The Macau Jockey Club can still contribute to the SAR’s overall tourist attractiveness and its financial woes should be considered a critical issue for the city, University of Macau Faculty of Business Administration associate professor Ricardo Siu told AGB.
A recent TDM Canal Macau report indicated that Macau’s sole horse racing betting operation could shutter as early as December, with employees possibly being made redundant afterward.
The MJC has neglected to provide comment on the progress of alleged works it has pledged under its MOP1.5 billion ($185.65 million) redevelopment plan – the basis for which it was given a new concession back in 2018, running until 2042.
In statements to TDM and Macau Daily News, the MJC confirmed that it had reapplied for a new racing season to commence on September 29th, and run until August of 2024, claiming that it had no intention of closing in December of this year, although the promised development projects under its concession having not yet been initiated.
“Many sectors in society are wondering how the jockey club can still contribute to the city, considering its renewal project has still not advanced and remains an appealing attraction when compared, for example, to the Hong Kong Jockey Club. For me, the unfavorable business performance faced by the Macau Jockey Club is a critical issue that may lower its potential contributions to the city’s tourism, especially the possible investment in the non-gaming facilities inside the track or outside the track in Taipa,” Siu told AGB.
“After its license renewal in 2018, the three-year-long COVID-19 pandemic undoubtedly hard hit its business turnover. Personally, I hope the MJC can find ways to revitalize its business performance in the coming year. For example, cooperating with some tour groups and prompting its track for tourists in Southeast Asia regions, etc,” notes Siu.
The Macau Jockey Club recorded accumulated losses of MOP2.1 billion ($260.2 million) in 2022, an increase of about MOP200 million ($24.7 million) compared to the previous year, while horse racing revenues dropped from MOP47 million ($5.8 million) in 2021 to MOP39 million ($4.8 million) in 2022.
Horse racing contributed MOP22 million ($2.7 million) to the gross gaming revenue in the first half of thi year, while Macau’s overall gross gaming revenue reached MOP80.4 billion ($9.9 billion) in the first six months of the year.

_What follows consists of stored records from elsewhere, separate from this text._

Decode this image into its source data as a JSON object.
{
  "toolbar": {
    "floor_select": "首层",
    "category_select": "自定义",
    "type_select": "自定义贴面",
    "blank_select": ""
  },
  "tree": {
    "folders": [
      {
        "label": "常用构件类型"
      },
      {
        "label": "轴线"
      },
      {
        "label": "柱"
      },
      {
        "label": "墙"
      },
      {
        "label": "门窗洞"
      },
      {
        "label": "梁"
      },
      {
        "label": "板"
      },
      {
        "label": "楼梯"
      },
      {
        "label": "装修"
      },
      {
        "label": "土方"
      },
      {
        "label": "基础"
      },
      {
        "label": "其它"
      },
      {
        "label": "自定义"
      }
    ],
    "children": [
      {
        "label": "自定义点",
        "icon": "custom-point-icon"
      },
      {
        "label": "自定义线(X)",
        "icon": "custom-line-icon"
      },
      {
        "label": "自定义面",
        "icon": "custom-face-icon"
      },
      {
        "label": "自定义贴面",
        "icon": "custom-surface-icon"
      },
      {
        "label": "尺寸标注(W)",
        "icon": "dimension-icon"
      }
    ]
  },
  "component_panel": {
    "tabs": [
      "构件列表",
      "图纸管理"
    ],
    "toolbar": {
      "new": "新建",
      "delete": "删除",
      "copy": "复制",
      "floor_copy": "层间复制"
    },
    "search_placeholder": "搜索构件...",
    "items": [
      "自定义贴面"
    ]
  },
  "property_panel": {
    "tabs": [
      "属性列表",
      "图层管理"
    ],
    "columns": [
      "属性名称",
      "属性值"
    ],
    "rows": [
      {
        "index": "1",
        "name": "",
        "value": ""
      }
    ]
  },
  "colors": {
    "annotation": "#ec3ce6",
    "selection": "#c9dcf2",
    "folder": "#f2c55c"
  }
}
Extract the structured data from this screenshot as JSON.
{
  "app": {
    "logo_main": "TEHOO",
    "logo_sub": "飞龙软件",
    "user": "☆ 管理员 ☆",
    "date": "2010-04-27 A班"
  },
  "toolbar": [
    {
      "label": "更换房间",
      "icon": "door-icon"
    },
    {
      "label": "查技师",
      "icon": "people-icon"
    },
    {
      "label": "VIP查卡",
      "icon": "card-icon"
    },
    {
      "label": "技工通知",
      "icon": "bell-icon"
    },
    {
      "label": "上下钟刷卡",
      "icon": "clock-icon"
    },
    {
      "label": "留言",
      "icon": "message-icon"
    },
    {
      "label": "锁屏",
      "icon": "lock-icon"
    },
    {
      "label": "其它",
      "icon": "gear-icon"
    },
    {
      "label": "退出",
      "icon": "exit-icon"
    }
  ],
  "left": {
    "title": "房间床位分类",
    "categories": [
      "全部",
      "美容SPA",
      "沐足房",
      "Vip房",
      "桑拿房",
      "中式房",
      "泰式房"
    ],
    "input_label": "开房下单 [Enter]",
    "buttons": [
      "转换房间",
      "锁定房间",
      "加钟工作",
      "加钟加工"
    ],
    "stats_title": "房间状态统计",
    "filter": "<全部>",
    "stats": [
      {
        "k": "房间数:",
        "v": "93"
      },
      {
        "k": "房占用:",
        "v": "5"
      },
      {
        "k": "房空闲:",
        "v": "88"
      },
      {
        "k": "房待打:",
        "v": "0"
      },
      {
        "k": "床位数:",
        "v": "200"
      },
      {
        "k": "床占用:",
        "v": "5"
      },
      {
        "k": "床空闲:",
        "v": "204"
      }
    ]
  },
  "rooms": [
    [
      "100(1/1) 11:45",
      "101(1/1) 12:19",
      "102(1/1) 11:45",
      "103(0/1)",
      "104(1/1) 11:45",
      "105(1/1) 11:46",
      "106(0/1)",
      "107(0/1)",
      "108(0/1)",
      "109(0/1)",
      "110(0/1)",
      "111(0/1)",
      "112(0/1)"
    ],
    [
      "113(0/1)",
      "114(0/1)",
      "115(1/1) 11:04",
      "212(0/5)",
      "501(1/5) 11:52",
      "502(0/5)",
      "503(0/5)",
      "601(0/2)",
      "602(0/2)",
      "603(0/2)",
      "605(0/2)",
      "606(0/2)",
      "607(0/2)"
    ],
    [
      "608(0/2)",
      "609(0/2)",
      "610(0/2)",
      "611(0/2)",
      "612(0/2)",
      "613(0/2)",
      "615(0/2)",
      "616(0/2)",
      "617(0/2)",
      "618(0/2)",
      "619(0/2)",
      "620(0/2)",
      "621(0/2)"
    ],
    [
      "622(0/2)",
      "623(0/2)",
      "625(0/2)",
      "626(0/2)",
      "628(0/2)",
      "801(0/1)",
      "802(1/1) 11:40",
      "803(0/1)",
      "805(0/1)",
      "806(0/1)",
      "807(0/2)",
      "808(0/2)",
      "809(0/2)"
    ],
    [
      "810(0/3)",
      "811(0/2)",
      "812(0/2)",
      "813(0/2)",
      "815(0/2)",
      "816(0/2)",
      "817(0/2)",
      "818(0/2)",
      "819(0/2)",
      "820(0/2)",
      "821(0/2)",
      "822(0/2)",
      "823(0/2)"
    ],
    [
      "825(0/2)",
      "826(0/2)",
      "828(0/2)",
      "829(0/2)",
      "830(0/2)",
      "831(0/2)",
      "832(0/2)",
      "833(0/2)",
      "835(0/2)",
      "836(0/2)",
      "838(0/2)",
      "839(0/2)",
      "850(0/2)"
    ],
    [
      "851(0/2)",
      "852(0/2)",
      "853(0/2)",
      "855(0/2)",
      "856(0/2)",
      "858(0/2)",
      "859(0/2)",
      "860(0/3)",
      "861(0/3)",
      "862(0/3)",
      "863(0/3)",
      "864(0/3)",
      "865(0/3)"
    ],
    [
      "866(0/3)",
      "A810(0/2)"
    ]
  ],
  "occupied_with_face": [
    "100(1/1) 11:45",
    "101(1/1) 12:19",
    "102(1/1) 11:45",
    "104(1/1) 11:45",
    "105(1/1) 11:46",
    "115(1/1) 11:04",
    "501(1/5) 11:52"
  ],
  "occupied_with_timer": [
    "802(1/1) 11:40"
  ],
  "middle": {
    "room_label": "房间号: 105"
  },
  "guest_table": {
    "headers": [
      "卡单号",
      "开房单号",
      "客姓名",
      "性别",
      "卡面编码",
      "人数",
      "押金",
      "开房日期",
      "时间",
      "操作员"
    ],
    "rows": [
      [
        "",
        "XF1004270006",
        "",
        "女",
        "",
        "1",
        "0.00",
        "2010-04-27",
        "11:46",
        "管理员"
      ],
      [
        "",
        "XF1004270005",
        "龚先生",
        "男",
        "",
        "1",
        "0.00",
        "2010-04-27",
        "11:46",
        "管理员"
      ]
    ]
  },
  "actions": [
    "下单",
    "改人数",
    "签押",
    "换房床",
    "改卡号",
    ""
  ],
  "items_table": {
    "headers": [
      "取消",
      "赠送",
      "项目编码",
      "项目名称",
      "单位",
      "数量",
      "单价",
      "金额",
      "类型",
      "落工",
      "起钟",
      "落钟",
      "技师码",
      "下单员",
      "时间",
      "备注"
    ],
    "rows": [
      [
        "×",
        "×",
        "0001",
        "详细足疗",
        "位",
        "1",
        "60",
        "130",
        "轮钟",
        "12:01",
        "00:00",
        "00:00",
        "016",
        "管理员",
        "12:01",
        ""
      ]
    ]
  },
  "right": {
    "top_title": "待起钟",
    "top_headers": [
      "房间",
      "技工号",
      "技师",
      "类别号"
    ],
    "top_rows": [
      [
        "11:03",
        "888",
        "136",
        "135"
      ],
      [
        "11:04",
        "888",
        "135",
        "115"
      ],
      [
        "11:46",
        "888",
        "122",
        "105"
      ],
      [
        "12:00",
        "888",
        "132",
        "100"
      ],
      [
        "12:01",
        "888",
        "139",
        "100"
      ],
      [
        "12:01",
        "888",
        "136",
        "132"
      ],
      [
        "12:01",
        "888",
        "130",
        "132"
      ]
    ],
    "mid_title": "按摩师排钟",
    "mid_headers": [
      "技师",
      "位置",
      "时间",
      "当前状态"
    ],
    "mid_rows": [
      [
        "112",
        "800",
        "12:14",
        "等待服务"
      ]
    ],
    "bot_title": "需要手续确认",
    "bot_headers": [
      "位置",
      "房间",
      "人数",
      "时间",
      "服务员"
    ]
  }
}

As a comparison, the Hong Kong Jockey Club (HKJC) has announced a rise in revenue of up to HK$141 billion ($17.9 billion) during the 2022/23 season.
The number of horses in Macau has also decreased from a peak of 1,200 twenty years ago to about 220 currently, and the number of races per year has also decreased from 1,200 in 2003 to just one race per week. Under the new contract, the MJC also has until 2042 to increase its operations to over 1,200 races per year.
Meanwhile, TDM Canal Macau cited various sources confirming that the race track has been prohibited from accepting bets from abroad, including regions such as Australia, Singapore, Malaysia, and Hong Kong. Failure to comply with the terms of the contract could result in the cancellation of the company’s concession and in the reversion of its land back to the government.
Still, Siu underlined that the Macau Jockey Club can still be an attraction to some tourists as a form of non-casino and outdoor gaming activity when they visit Macau.
“Although the horsing racing tracks in Hong Kong are very famous, some Hong Kong and Mainland tourists may still find Macau’s racing track an alternative for them to visit. For example, its location in Taipa is convenient for tourists. Nevertheless, how to redesign its existing business model to make it more attractive for tourists to spend on both gaming and non-gaming facilities would definitely be a challenge to its top management,” the researcher noted.